### Recorded data:
━━━━━━━━

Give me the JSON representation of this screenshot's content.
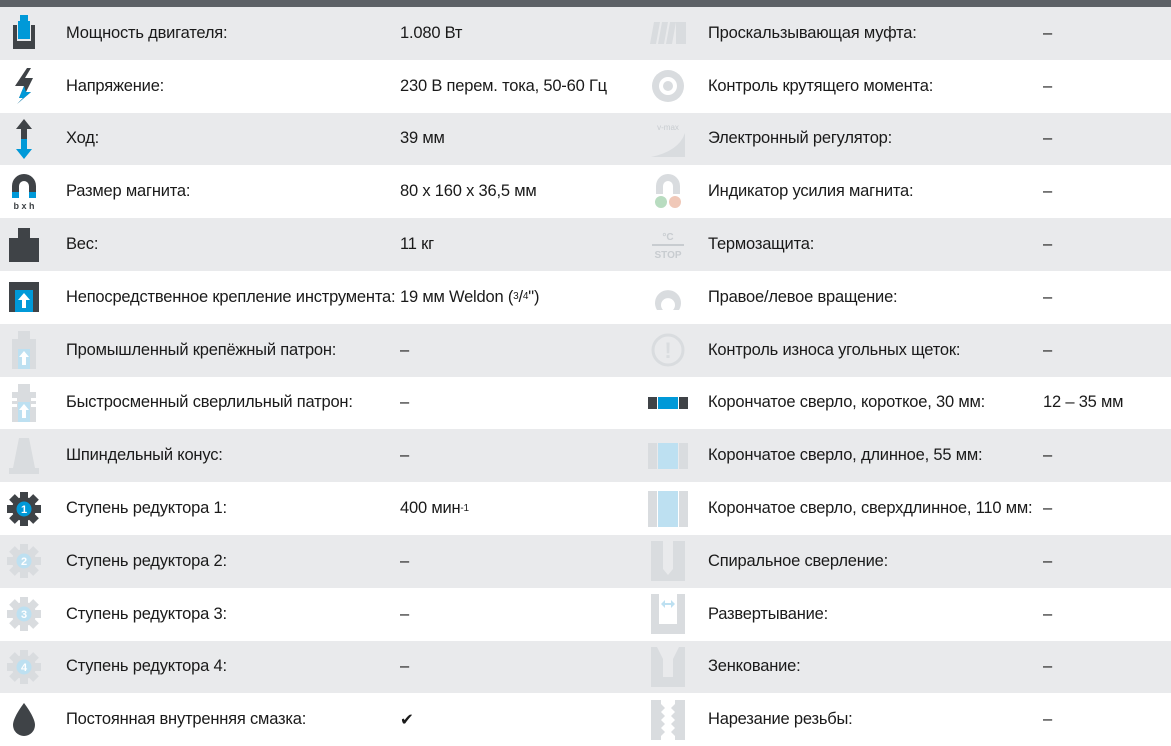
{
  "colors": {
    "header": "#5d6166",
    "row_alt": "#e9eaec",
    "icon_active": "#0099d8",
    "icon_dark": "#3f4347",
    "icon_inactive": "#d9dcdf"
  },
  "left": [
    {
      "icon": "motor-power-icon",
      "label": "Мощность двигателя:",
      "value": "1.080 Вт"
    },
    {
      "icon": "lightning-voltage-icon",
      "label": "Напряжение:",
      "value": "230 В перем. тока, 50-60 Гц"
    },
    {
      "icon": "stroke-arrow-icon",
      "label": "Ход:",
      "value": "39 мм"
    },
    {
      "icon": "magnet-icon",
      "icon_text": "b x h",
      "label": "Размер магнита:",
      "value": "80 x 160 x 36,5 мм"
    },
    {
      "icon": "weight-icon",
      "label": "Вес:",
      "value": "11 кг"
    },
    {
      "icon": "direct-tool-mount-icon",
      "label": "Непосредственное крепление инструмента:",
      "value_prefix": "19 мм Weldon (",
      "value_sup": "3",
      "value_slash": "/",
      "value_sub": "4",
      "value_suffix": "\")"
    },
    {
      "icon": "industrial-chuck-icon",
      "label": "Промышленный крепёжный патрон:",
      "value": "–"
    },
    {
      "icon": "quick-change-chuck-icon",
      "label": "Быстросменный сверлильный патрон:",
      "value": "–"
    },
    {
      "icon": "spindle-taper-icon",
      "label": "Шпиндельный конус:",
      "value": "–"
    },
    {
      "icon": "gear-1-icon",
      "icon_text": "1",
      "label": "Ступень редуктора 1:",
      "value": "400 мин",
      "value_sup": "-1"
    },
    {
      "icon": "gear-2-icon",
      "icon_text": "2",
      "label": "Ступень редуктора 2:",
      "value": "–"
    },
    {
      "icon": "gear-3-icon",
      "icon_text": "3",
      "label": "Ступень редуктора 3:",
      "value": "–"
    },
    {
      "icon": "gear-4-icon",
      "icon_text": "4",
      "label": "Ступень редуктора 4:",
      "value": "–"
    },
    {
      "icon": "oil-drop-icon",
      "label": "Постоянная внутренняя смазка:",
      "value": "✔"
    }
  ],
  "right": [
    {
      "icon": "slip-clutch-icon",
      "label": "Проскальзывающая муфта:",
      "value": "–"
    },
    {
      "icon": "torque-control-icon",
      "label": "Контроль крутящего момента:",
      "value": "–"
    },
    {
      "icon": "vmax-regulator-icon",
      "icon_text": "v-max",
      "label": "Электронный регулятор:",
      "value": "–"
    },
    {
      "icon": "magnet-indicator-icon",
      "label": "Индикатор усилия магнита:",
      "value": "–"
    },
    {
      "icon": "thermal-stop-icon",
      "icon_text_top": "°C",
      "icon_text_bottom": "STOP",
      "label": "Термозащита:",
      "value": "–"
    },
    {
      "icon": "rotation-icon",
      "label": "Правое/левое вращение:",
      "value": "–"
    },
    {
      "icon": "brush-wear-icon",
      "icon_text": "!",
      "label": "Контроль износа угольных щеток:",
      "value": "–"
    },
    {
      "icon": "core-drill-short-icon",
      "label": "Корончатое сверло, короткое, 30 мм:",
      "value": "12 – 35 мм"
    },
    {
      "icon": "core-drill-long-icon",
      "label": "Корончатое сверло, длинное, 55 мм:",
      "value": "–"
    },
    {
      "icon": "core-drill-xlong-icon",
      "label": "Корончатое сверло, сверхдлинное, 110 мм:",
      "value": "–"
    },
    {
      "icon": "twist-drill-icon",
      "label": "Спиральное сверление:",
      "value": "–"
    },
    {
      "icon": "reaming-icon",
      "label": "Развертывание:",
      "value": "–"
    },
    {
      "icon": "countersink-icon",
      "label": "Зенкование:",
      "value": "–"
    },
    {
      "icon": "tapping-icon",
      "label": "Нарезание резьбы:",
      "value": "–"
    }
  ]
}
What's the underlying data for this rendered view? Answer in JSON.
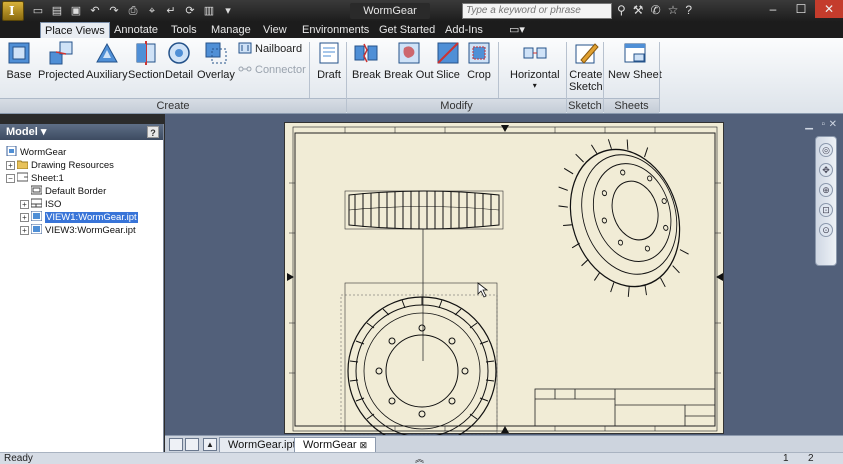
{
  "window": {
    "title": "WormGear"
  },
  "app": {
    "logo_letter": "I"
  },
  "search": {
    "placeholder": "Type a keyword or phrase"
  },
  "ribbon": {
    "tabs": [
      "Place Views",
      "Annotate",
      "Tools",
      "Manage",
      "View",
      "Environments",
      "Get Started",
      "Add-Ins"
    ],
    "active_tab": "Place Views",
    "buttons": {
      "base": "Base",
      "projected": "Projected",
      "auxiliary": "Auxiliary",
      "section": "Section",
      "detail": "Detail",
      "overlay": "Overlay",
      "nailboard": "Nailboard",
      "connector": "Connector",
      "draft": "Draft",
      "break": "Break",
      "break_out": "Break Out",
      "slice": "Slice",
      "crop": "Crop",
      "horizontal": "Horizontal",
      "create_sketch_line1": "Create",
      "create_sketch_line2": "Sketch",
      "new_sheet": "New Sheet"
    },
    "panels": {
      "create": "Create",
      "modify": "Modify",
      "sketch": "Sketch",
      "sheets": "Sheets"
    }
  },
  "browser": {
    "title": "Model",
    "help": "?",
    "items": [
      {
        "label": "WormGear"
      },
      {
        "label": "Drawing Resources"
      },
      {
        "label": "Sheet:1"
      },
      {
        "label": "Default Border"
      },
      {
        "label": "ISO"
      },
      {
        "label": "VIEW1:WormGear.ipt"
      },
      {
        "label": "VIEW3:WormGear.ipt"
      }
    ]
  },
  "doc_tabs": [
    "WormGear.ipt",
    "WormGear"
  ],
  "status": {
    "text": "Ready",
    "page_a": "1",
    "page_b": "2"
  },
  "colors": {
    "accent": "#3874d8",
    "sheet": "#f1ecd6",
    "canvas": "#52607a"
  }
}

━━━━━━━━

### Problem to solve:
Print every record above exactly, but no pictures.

### Response box:
Give me the JSON representation of this screenshot's content.
{
  "colors": {
    "header": "#5d6166",
    "row_alt": "#e9eaec",
    "icon_active": "#0099d8",
    "icon_dark": "#3f4347",
    "icon_inactive": "#d9dcdf"
  },
  "left": [
    {
      "icon": "motor-power-icon",
      "label": "Мощность двигателя:",
      "value": "1.080 Вт"
    },
    {
      "icon": "lightning-voltage-icon",
      "label": "Напряжение:",
      "value": "230 В перем. тока, 50-60 Гц"
    },
    {
      "icon": "stroke-arrow-icon",
      "label": "Ход:",
      "value": "39 мм"
    },
    {
      "icon": "magnet-icon",
      "icon_text": "b x h",
      "label": "Размер магнита:",
      "value": "80 x 160 x 36,5 мм"
    },
    {
      "icon": "weight-icon",
      "label": "Вес:",
      "value": "11 кг"
    },
    {
      "icon": "direct-tool-mount-icon",
      "label": "Непосредственное крепление инструмента:",
      "value_prefix": "19 мм Weldon (",
      "value_sup": "3",
      "value_slash": "/",
      "value_sub": "4",
      "value_suffix": "\")"
    },
    {
      "icon": "industrial-chuck-icon",
      "label": "Промышленный крепёжный патрон:",
      "value": "–"
    },
    {
      "icon": "quick-change-chuck-icon",
      "label": "Быстросменный сверлильный патрон:",
      "value": "–"
    },
    {
      "icon": "spindle-taper-icon",
      "label": "Шпиндельный конус:",
      "value": "–"
    },
    {
      "icon": "gear-1-icon",
      "icon_text": "1",
      "label": "Ступень редуктора 1:",
      "value": "400 мин",
      "value_sup": "-1"
    },
    {
      "icon": "gear-2-icon",
      "icon_text": "2",
      "label": "Ступень редуктора 2:",
      "value": "–"
    },
    {
      "icon": "gear-3-icon",
      "icon_text": "3",
      "label": "Ступень редуктора 3:",
      "value": "–"
    },
    {
      "icon": "gear-4-icon",
      "icon_text": "4",
      "label": "Ступень редуктора 4:",
      "value": "–"
    },
    {
      "icon": "oil-drop-icon",
      "label": "Постоянная внутренняя смазка:",
      "value": "✔"
    }
  ],
  "right": [
    {
      "icon": "slip-clutch-icon",
      "label": "Проскальзывающая муфта:",
      "value": "–"
    },
    {
      "icon": "torque-control-icon",
      "label": "Контроль крутящего момента:",
      "value": "–"
    },
    {
      "icon": "vmax-regulator-icon",
      "icon_text": "v-max",
      "label": "Электронный регулятор:",
      "value": "–"
    },
    {
      "icon": "magnet-indicator-icon",
      "label": "Индикатор усилия магнита:",
      "value": "–"
    },
    {
      "icon": "thermal-stop-icon",
      "icon_text_top": "°C",
      "icon_text_bottom": "STOP",
      "label": "Термозащита:",
      "value": "–"
    },
    {
      "icon": "rotation-icon",
      "label": "Правое/левое вращение:",
      "value": "–"
    },
    {
      "icon": "brush-wear-icon",
      "icon_text": "!",
      "label": "Контроль износа угольных щеток:",
      "value": "–"
    },
    {
      "icon": "core-drill-short-icon",
      "label": "Корончатое сверло, короткое, 30 мм:",
      "value": "12 – 35 мм"
    },
    {
      "icon": "core-drill-long-icon",
      "label": "Корончатое сверло, длинное, 55 мм:",
      "value": "–"
    },
    {
      "icon": "core-drill-xlong-icon",
      "label": "Корончатое сверло, сверхдлинное, 110 мм:",
      "value": "–"
    },
    {
      "icon": "twist-drill-icon",
      "label": "Спиральное сверление:",
      "value": "–"
    },
    {
      "icon": "reaming-icon",
      "label": "Развертывание:",
      "value": "–"
    },
    {
      "icon": "countersink-icon",
      "label": "Зенкование:",
      "value": "–"
    },
    {
      "icon": "tapping-icon",
      "label": "Нарезание резьбы:",
      "value": "–"
    }
  ]
}
What's the underlying data for this rendered view? Answer in JSON.
{
  "window": {
    "title": "WormGear"
  },
  "app": {
    "logo_letter": "I"
  },
  "search": {
    "placeholder": "Type a keyword or phrase"
  },
  "ribbon": {
    "tabs": [
      "Place Views",
      "Annotate",
      "Tools",
      "Manage",
      "View",
      "Environments",
      "Get Started",
      "Add-Ins"
    ],
    "active_tab": "Place Views",
    "buttons": {
      "base": "Base",
      "projected": "Projected",
      "auxiliary": "Auxiliary",
      "section": "Section",
      "detail": "Detail",
      "overlay": "Overlay",
      "nailboard": "Nailboard",
      "connector": "Connector",
      "draft": "Draft",
      "break": "Break",
      "break_out": "Break Out",
      "slice": "Slice",
      "crop": "Crop",
      "horizontal": "Horizontal",
      "create_sketch_line1": "Create",
      "create_sketch_line2": "Sketch",
      "new_sheet": "New Sheet"
    },
    "panels": {
      "create": "Create",
      "modify": "Modify",
      "sketch": "Sketch",
      "sheets": "Sheets"
    }
  },
  "browser": {
    "title": "Model",
    "help": "?",
    "items": [
      {
        "label": "WormGear"
      },
      {
        "label": "Drawing Resources"
      },
      {
        "label": "Sheet:1"
      },
      {
        "label": "Default Border"
      },
      {
        "label": "ISO"
      },
      {
        "label": "VIEW1:WormGear.ipt"
      },
      {
        "label": "VIEW3:WormGear.ipt"
      }
    ]
  },
  "doc_tabs": [
    "WormGear.ipt",
    "WormGear"
  ],
  "status": {
    "text": "Ready",
    "page_a": "1",
    "page_b": "2"
  },
  "colors": {
    "accent": "#3874d8",
    "sheet": "#f1ecd6",
    "canvas": "#52607a"
  }
}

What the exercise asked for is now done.